(Dataset entries)
* * *
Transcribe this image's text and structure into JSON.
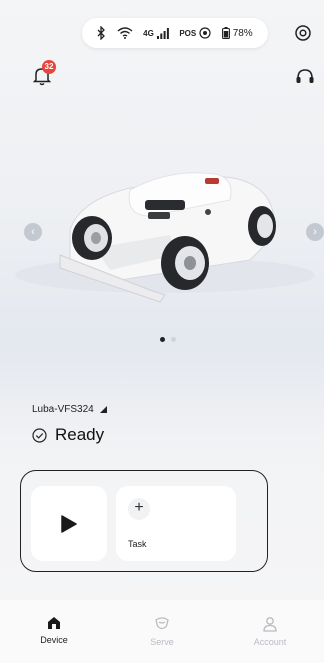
{
  "status_bar": {
    "network": "4G",
    "pos_label": "POS",
    "battery": "78%"
  },
  "notifications": {
    "count": "32"
  },
  "carousel": {
    "page_count": 2,
    "active_page": 1
  },
  "device": {
    "name": "Luba-VFS324",
    "status": "Ready"
  },
  "actions": {
    "task_label": "Task",
    "task_plus": "+"
  },
  "nav": {
    "items": [
      {
        "label": "Device",
        "icon": "home-icon",
        "active": true
      },
      {
        "label": "Serve",
        "icon": "shield-icon",
        "active": false
      },
      {
        "label": "Account",
        "icon": "user-icon",
        "active": false
      }
    ]
  },
  "colors": {
    "badge": "#e8453c",
    "inactive": "#b8bcc2",
    "text": "#222222"
  }
}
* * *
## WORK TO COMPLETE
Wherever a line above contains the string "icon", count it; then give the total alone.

## SOLUTION FOR THIS TASK
3